Picture the scene (1) – an old cove furtively whispers a telephone number to a man he meets in the pub. The man then rushes out knocking the postman off his bicycle and generally causing chaos in the High Street while at the same time not forgetting to urge the winded postie to pass the message on to the enigmatic Sid – if he sees him!
Picture the scene (2) – the staffroom of a busy council office in Birmingham, an ardent socialist and staunch trade unionist is holding forth on the privatisation of British Gas. The only way, in his strongly held opinion, to counteract Mrs Thatcher selling off the family silver and keep public companies in public ownership is for the workers to rise up…and buy shares!

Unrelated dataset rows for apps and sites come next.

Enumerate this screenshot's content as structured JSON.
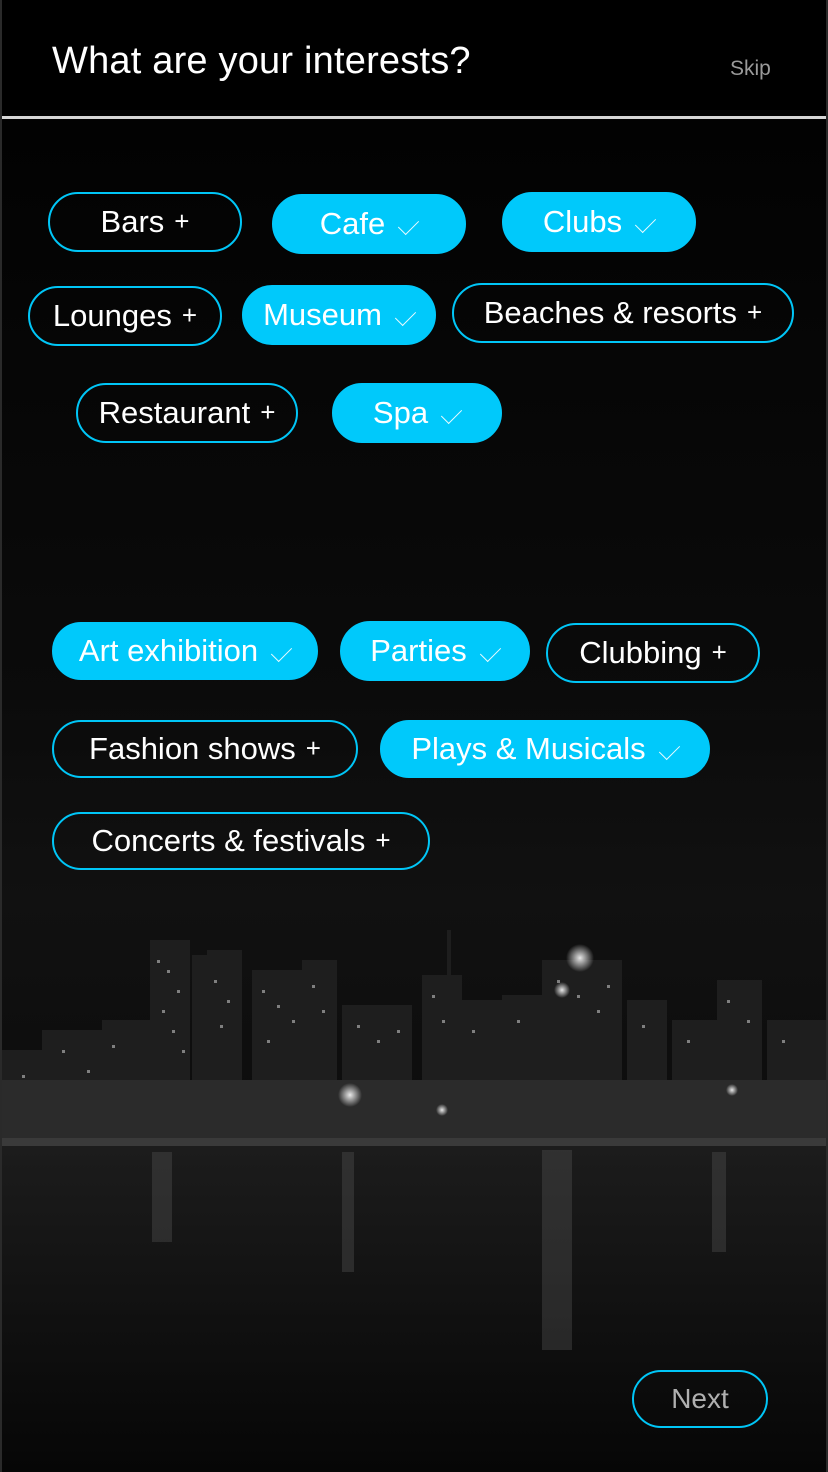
{
  "header": {
    "title": "What are your interests?",
    "skip_label": "Skip"
  },
  "places": [
    {
      "label": "Bars",
      "selected": false
    },
    {
      "label": "Cafe",
      "selected": true
    },
    {
      "label": "Clubs",
      "selected": true
    },
    {
      "label": "Lounges",
      "selected": false
    },
    {
      "label": "Museum",
      "selected": true
    },
    {
      "label": "Beaches & resorts",
      "selected": false
    },
    {
      "label": "Restaurant",
      "selected": false
    },
    {
      "label": "Spa",
      "selected": true
    }
  ],
  "events": [
    {
      "label": "Art exhibition",
      "selected": true
    },
    {
      "label": "Parties",
      "selected": true
    },
    {
      "label": "Clubbing",
      "selected": false
    },
    {
      "label": "Fashion shows",
      "selected": false
    },
    {
      "label": "Plays & Musicals",
      "selected": true
    },
    {
      "label": "Concerts & festivals",
      "selected": false
    }
  ],
  "footer": {
    "next_label": "Next"
  },
  "icons": {
    "plus": "plus-icon",
    "check": "check-icon"
  },
  "colors": {
    "accent": "#00c9fb",
    "background": "#000000",
    "divider": "#d6d6d6"
  }
}
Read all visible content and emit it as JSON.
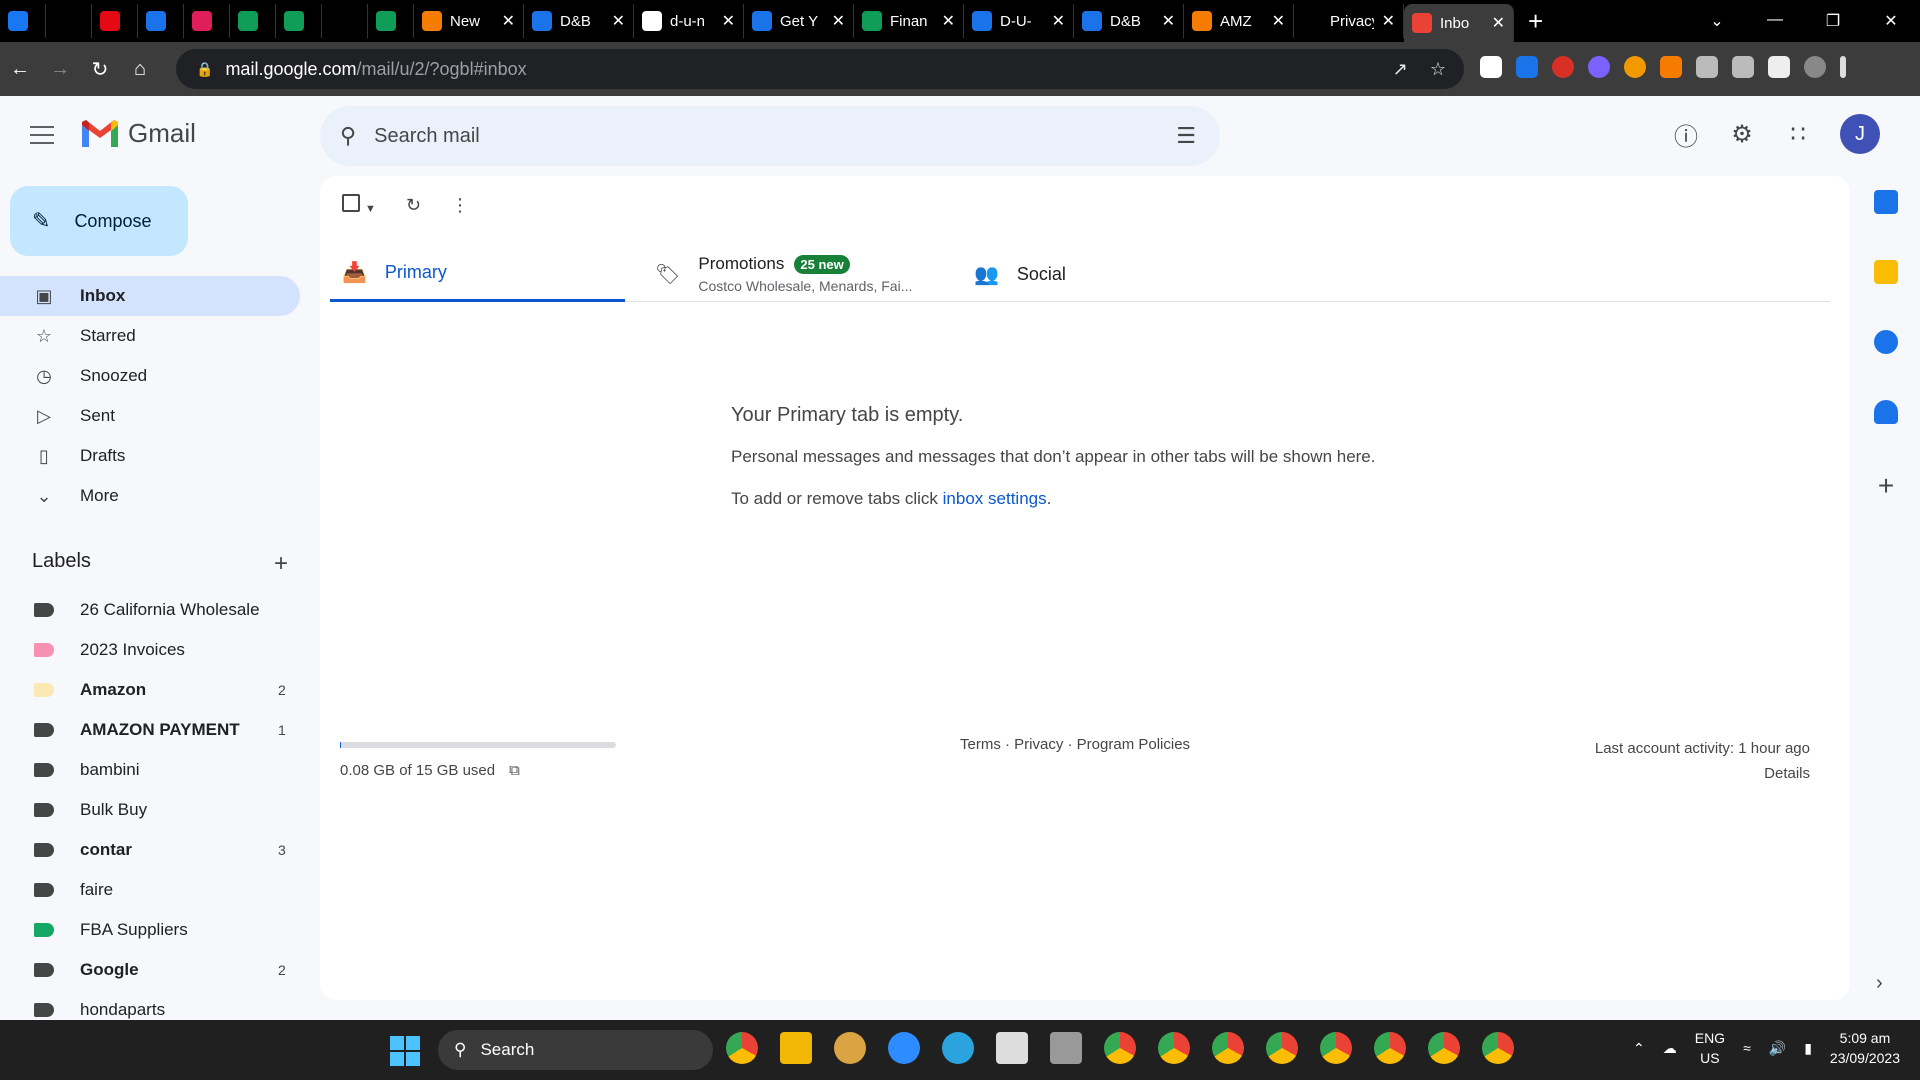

Only one of these scenarios appeared in the campaign created by the firm Boase Massimi Pollitt, who were also responsible for the Cadbury’s Smash Martians, to generate interest in the British Gas floatation. As a strategy it was phenomenally successful, the slogan was everywhere, on hoardings, in newspapers and magazines and on television night after night. It caught the public imagination to the extent that even almost thirty years later, every baby boomer knows what we were meant to tell Sid if we saw him.
The effectiveness of the campaign is undisputed, some 1.5 million people registered for the £9billion share offer, the largest ever at the time. Ironically this sophisticated and expensive campaign, drawn up by a ground-breaking agency was based on the simple fact that the best of advertising is ‘word of mouth’. In a certain light you might even be able to trace back the birth of social media to this very campaign. Whether you are buying a car, planning a holiday, looking for an electrician or going for a curry the personal recommendation of someone you know carries the most weight and any service you use, whether it’s Balti Garden or Dave the Sparky will be asking you to like their Facebook page and pass the message on.
For not for profit organisations such as charities and credit unions, word of mouth advertising is crucial. Without the marketing budgets of British Gas or Wonga we are heavily dependent on personal recommendation; and whereas in the past one satisfied customer could tell four or five friends a similar comment on Facebook or Twitter may reach three hundred. So if your new car is running on a credit union loan or your Christmas is eased by your payroll savings perhaps you could take a moment to share this with your family and friends and while you’re about it tell…Steve, Sue, Sam, Sally and Bob!
Copyright © 2023 Churches Mutual. All Rights Reserved.